And here it had lain, the very piece of land with dumps of garbage, unclaimed and undeveloped. Surrounding the area were five-star hotels and resorts, all about fifteen to twenty storeys high. This patch of land seemed like an uncleaned wash-basin in the middle of a beautiful hub of colourful and glittery buildings.

Intrigued by its location and its contents, I drove up to the area. A heavy stench seemed to enter my nose and I felt nauseated as soon as I got down from the car. The bleak reality of the the development of Mumbai stood infront of my eyes, a scene that seems eternally etched in my memory. Not only did the stink, but the sight of the place with everything from unnecessary linen to rotting food made me sad. No wonder where diseases in Mumbai came from, I thought to myself.

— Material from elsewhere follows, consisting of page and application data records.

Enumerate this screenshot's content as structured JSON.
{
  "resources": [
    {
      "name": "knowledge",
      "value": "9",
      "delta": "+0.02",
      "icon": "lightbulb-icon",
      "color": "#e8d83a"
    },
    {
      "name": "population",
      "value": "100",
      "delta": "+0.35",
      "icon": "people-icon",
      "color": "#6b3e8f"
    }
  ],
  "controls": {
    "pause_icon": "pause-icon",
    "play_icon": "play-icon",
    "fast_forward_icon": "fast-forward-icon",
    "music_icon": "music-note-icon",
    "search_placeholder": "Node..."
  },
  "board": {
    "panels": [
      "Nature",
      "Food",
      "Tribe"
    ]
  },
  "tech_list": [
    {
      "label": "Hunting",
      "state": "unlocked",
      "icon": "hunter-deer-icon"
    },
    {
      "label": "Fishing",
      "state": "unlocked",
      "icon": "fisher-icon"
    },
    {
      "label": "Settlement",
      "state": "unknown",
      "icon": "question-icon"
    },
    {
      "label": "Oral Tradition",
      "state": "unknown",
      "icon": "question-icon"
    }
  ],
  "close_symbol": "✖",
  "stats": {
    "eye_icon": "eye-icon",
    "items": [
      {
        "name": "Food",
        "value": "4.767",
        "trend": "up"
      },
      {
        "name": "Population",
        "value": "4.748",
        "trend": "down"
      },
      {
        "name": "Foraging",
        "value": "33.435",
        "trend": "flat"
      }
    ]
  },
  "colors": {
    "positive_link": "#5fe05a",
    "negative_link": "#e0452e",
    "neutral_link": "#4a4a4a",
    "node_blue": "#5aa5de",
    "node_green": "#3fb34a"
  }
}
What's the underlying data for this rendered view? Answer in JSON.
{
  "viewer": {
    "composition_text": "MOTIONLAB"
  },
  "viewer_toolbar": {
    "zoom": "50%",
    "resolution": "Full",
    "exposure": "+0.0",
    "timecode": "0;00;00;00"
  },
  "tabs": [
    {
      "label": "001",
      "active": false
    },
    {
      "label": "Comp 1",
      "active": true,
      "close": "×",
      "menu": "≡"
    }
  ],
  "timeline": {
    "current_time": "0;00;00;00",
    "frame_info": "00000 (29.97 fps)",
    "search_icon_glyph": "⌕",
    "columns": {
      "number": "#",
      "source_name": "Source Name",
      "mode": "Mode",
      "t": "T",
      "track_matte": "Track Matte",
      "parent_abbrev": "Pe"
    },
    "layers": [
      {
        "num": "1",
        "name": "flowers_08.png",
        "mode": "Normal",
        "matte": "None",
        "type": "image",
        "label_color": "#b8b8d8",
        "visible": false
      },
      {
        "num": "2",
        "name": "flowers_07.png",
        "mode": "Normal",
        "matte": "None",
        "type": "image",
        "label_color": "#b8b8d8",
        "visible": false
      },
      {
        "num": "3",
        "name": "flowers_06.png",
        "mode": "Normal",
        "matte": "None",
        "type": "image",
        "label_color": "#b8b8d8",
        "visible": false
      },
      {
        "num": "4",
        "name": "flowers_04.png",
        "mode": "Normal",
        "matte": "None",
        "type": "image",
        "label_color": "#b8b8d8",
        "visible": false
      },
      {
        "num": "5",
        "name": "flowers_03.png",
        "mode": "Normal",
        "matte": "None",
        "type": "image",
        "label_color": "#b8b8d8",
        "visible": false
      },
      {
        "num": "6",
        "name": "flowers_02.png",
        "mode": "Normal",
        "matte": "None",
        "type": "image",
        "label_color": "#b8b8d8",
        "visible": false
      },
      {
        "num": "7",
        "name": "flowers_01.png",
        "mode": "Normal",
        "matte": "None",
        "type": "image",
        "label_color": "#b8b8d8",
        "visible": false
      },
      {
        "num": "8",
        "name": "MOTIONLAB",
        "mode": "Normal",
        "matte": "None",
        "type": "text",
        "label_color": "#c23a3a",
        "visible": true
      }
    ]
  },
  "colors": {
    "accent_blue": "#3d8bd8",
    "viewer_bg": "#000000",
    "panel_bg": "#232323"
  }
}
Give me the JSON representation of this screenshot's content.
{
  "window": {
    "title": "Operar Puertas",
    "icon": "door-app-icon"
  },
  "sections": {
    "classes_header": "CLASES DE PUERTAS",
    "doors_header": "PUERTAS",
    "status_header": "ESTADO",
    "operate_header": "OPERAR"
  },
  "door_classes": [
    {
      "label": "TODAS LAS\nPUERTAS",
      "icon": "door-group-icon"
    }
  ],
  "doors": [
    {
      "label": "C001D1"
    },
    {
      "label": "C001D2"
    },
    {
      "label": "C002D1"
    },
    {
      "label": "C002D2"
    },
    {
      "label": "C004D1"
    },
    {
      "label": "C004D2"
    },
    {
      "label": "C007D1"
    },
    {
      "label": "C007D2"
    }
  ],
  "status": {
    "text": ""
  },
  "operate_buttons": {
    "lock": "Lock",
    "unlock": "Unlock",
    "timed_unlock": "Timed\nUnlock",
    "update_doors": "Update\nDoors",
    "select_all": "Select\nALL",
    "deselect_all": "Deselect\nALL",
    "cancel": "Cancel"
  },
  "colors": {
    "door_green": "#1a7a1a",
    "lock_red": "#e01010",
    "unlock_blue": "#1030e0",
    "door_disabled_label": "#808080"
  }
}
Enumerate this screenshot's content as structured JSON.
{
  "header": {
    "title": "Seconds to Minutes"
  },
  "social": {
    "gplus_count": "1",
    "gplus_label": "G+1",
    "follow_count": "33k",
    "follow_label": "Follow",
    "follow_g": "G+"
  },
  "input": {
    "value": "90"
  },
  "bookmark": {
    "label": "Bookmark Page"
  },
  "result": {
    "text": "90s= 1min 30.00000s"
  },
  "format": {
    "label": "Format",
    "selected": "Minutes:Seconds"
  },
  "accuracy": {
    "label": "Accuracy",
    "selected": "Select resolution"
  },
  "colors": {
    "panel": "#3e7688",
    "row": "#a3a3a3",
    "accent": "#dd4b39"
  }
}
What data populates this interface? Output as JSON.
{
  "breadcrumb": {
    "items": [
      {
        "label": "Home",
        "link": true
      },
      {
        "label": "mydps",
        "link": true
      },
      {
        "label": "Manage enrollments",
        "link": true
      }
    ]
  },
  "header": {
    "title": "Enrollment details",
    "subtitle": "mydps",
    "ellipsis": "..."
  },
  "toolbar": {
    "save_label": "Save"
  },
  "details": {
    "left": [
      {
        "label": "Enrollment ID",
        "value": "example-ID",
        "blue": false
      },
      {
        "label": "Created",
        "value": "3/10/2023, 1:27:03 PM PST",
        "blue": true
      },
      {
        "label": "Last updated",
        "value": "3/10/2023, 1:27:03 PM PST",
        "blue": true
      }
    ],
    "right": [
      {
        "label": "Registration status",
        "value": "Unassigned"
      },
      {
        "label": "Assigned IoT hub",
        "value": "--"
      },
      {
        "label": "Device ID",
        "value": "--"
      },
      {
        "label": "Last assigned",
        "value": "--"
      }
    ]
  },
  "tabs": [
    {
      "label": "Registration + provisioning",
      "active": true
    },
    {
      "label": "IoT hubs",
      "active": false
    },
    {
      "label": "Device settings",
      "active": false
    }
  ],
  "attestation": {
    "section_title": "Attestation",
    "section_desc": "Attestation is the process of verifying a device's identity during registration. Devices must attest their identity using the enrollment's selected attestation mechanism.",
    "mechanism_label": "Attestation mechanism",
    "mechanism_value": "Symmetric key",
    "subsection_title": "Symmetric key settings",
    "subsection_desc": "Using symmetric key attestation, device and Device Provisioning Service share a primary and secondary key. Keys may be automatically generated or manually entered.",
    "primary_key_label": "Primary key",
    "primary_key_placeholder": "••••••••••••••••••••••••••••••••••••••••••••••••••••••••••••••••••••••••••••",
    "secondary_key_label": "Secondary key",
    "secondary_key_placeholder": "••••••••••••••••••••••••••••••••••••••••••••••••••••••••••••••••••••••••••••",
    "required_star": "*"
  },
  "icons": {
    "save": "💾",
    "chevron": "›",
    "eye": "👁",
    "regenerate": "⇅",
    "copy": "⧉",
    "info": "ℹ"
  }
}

Not one person bothered to get down from the garbage trucks as trash was being unloaded. I moved around the place, clicking as many pictures as I could and talked to the locals about the ownership of the land. They said that it belonged to none, but was used by all, all starred-hotels in the locality, to dump their garbage. The land in which I stood cautiously, so as to not dirty my shoes, was a stark contrast to the comfy bed in the JW Marriott where I was staying back then.

I came back from the place, still unable to figure out why a place like this, worth millions, lay with heaps of garbage, unattended and unclaimed. It always influenced me, and somehow that stink and terrible sight, always drew me. I came to the place, day after day, as I explored it's contents. One day, I was aghast. Under a small pile of food leftovers found a dead body, half-eaten by ants. The skeleton lay intact. I clicked photographs of the site, and after publishing them online, went to sleep. All of them went viral.

Not only did these photos being to the fore the reality of the 'Swacch Bharat Abhiyan', but they also brought forth the cause of the spreading of diseases, and the unimaginable crimes that may have been committed. The BMC (Municipal corporation of Mumbai) geared into action. The very next day, the garbage was beginning to be cleared in the search of any crime evidence. The police was suddenly alarmed.

Twelve years have passed since and the landscape has miraculously changed. The place stands out even now, being the location of the tallest building in the Juhu area. Not only has it been converted into a shopping arcade-cum-resort, it also has a helipad designed exclusively on the terrace for its guests and customers. The place has surpassed all the other known ones, also it's adjacent JW Marriott and Novotel. The mighty tower now rises from the middle of the middle of assortments of buildings. And to land on the top of this gigantic building felt surreal. The last time I has been in this area, I had been nauseated. Now standing on the top of a 100-storey building, adrenaline pumped into my veins and I was thrilled.

The seaside to the right of this Mumbai Tower is a sight worth experiencing from the top. The beautiful ladies, who escort you from the helipad, don't seem to realise that the building on the top of which they proudly stand, was once, nothing but a heap of garbage.

It all started one day when I discovered a dead body and the cleanliness work began. The police and the forensic scientists did not find any clues about the murder and almost three years later, the investigation was closed due to lack of evidence. But there was one useful outcome, the dump was cleaned. The government, not knowing what to do, put up the land for auction. And this was when the land began undergoing 'Regeneration'.

The developers called Ambience took over the place and they worked hard. This place is now nothing less than inspiring. The brands that now boast of having a shopping outlet in here, had once been throwing their leftovers over here. The air that had once been nauseating and full of stench, now smells of rose and jasmine. Woah, I am in love with this place!